A successful business needs adequate cash flow to continue operating and growing. Managing your business’ cash flow can be problematic at times. To ensure you always have adequate cash flow so you can keep your business running smoothly, here are some of our best tips to consider. These 10 tips will help you maintain a healthy cash flow so your business can continue to grow.
1. Keep excellent records
The first thing you need to do to make sure your cash flow is to keep track of your incoming and outgoing funds in a digital system. You’ll want to monitor this closely to make sure you are not overspending and exceeding your budget. Daily monitoring of your expenses will help you keep track of your cash and prevent restricted cash flow problems.
2. Cut unnecessary costs
In every business, there are costs that can be dwindled down at least a little. It may mean changing suppliers, paying invoices early to take advantage of discount incentives, or reducing your staff. It may even mean investing more today in tools and equipment that can save time and money in the future. Every three months, you should evaluate your costs and make sure you are sticking to a strict budget and not overspending. Cutting costs is even more important if you also have a debt to pay off.
3. Take out a line of credit
To ensure you always have cashflow when you need to invest in raw materials or pay your employees, take out a line of credit for your business. Ideally, apply for this loan before you actually need it. If your business hits hard times and you need a line of credit, they may refuse you. Instead, get a line of credit early on so you can continue to operate even if you don’t get the funds you were expecting on time.
4. Hire a factoring company
If you have clients who are known for their very slow payments, a factoring company can help. So, what does an invoice factoring company do? If you have unpaid invoices, a factoring company will pay those invoices to you – up to 80% or 90% of the value of the invoice. This will give you access to the cashflow you need to continue operating. When your client finally pays, you can pay back the loan, minus a small fee for the factoring company. This is short-term pain for long-term gain. If the client is not going to pay on time, your business may not be able to continue operating. You can bypass that issue entirely with a factoring company.

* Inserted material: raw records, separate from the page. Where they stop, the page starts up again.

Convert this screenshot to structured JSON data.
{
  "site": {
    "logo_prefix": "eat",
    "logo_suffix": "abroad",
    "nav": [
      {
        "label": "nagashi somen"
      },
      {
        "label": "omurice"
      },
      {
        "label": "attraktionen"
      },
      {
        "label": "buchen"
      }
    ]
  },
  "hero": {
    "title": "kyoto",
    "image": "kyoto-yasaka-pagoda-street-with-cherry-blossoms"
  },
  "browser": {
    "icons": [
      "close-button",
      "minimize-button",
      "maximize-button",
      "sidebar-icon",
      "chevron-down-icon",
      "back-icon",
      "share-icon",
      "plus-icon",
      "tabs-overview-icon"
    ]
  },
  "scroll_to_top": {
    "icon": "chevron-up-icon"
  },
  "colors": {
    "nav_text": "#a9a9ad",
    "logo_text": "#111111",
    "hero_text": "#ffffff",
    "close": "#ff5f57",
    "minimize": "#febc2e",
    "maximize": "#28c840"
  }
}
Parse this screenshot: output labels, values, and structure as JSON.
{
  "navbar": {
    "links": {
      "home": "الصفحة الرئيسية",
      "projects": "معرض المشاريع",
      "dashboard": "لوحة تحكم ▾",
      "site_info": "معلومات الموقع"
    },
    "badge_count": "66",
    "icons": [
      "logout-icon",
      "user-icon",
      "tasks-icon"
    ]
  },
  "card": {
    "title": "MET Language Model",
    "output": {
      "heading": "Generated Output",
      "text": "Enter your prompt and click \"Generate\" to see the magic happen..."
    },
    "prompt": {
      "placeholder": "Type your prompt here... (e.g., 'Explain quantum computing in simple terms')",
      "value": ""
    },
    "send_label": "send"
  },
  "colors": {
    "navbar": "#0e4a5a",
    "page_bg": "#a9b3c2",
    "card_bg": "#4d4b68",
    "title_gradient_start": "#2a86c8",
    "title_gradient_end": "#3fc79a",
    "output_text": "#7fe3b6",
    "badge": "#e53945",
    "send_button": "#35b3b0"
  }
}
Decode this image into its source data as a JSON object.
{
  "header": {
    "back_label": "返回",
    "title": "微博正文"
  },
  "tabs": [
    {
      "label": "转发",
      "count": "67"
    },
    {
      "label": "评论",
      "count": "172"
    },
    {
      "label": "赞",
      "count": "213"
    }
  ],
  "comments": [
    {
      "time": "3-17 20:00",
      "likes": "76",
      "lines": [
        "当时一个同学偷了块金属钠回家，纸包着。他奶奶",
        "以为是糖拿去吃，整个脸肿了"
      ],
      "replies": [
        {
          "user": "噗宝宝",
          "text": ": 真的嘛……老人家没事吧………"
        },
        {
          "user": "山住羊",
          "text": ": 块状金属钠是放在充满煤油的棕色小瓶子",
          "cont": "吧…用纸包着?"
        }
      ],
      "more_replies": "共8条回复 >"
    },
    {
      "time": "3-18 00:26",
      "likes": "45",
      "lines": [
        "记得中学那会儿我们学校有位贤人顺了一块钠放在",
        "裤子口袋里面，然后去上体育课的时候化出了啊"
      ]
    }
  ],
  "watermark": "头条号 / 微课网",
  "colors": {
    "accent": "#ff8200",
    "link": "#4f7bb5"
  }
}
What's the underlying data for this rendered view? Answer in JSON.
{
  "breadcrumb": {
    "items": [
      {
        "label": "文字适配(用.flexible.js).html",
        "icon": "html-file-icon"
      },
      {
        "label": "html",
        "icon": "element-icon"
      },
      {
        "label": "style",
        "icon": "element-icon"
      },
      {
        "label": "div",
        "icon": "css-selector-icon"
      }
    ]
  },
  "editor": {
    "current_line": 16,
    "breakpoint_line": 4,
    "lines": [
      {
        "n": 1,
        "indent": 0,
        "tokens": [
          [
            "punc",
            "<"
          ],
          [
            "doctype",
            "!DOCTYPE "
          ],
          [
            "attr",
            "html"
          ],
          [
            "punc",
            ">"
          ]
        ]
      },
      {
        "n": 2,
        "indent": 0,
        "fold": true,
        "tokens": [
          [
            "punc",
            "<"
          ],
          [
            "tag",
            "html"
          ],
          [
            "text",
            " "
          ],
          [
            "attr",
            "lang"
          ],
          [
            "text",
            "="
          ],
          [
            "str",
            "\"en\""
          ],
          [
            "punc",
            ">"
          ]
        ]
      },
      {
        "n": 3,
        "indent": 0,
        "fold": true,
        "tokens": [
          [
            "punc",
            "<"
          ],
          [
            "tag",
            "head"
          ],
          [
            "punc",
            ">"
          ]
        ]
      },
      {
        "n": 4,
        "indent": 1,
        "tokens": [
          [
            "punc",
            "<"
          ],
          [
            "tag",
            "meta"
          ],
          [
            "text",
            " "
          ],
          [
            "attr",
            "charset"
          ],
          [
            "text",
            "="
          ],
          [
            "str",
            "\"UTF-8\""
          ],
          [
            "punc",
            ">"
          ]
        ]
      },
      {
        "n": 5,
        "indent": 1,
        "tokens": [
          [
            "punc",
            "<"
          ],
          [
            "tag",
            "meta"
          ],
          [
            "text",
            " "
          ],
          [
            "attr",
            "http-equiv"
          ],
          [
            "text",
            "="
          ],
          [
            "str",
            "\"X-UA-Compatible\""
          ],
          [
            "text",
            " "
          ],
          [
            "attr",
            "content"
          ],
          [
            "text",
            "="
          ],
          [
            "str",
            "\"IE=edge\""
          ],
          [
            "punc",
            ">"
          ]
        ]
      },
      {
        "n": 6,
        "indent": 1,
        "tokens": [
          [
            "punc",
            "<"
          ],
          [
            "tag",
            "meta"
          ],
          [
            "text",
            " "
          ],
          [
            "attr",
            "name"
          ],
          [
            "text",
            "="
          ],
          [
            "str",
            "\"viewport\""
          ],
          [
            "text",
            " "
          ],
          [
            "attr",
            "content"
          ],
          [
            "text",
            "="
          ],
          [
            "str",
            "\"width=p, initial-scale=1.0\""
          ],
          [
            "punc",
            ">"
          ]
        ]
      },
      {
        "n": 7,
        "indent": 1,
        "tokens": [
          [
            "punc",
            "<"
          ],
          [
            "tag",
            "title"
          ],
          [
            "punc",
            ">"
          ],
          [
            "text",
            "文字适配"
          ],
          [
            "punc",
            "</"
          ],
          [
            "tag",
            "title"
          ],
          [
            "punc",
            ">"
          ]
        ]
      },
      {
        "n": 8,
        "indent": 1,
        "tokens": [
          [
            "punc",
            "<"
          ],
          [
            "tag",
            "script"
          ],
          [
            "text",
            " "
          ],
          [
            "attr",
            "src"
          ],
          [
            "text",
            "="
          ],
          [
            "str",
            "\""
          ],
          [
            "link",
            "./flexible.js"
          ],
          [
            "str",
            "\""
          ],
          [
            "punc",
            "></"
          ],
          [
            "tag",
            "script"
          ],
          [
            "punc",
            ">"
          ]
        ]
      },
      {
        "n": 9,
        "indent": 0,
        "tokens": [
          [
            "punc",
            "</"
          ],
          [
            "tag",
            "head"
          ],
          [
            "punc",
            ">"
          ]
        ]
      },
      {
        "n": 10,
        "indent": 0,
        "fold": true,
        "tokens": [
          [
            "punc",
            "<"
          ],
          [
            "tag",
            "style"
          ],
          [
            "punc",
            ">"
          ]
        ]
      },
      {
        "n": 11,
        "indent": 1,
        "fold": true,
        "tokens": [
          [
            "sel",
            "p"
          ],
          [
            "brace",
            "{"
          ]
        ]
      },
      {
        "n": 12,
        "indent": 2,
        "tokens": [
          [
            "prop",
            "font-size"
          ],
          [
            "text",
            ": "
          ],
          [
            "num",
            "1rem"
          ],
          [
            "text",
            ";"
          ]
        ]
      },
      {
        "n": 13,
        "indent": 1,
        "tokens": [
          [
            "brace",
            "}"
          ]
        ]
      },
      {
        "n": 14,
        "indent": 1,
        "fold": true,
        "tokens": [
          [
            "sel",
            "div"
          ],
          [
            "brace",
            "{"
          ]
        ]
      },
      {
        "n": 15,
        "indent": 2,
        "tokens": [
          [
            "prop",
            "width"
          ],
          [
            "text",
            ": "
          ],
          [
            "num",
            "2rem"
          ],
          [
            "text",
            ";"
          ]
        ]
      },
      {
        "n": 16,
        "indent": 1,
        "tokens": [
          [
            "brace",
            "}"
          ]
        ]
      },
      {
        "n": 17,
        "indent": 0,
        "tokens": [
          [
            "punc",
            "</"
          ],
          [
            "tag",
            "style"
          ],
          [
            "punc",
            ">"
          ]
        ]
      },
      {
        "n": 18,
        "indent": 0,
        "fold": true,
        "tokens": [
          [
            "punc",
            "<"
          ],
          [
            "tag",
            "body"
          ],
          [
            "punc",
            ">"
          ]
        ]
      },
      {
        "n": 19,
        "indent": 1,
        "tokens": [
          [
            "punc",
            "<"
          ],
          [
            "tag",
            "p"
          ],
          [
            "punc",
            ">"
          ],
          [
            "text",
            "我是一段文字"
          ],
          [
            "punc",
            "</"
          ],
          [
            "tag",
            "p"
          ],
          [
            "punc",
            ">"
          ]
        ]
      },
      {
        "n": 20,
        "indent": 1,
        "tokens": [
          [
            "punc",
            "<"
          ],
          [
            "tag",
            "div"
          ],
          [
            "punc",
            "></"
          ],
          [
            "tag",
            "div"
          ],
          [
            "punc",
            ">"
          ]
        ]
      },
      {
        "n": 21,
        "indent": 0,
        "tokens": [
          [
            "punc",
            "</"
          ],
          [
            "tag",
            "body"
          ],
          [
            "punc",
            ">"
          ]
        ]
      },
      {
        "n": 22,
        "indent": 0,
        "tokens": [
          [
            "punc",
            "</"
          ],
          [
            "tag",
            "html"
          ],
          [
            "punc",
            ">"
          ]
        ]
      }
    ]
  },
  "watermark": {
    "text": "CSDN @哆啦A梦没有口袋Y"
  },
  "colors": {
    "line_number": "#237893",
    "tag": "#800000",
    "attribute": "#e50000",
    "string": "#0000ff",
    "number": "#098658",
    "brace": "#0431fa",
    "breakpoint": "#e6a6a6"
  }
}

5. Follow up on invoicing
Sending out invoices is really just the first step. You need to follow your incoming funds closely and make sure your invoices are being paid on time. If they aren’t, you’ll need to contact your clients to arrange for payment. It is best to invest in a digital software system that can follow your invoices for you and send you notifications when invoices are coming up or are past due.
6. Send your invoices on time
If you don’t send your invoices on time, you can’t expect your clients to pay on time. Getting paid is the most important part of your business. Your invoices should go out immediately after the product or service is rendered. If you’re out of town, download an app on your smartphone that will allow you to send invoices from anywhere.
7. Negotiate terms with your suppliers
If your company offers clients a 45-day payment policy, then you should try and negotiate at least the same with your suppliers. You can also ask for a slightly longer payment period, like 60 days. This will give you some buffer time to make sure your clients’ payments come in before you need to pay your supplier. This can prevent you from being strapped for cash.
8. Calculate profitability
You should regularly calculate your profitability to see if your sales are covering your expenses and leaving profits afterward. If your profitability goes down, you’ll have to minimize your expenses or higher your prices for your clients. You will find yourself with tight cash flow if you don’t adjust accordingly. It can be tough to make these changes after months or years. So, keep a close eye on your profitability and nip your problems in the bud whenever you can.
9. Keep an emergency cash reserve
This can be easier said than done, but having a contingency cash fund is important for a business. If you hit hard times or wait around for payments for too long, you will have a backup fund to help you get through the toughest of times. It may tempt you to dip into this fund unnecessarily, but try to remain disciplined. Keep this account for when you really, really need it.
10. Use up your inventory
If you have inventory lying around, maximize it. Sell whatever you can and use whatever you can before investing in more. This can be easier to do if you have a digital software system that tracks what you have so you don’t forget about anything. Using what you have before purchasing more can be a great way to preserve your cash flow.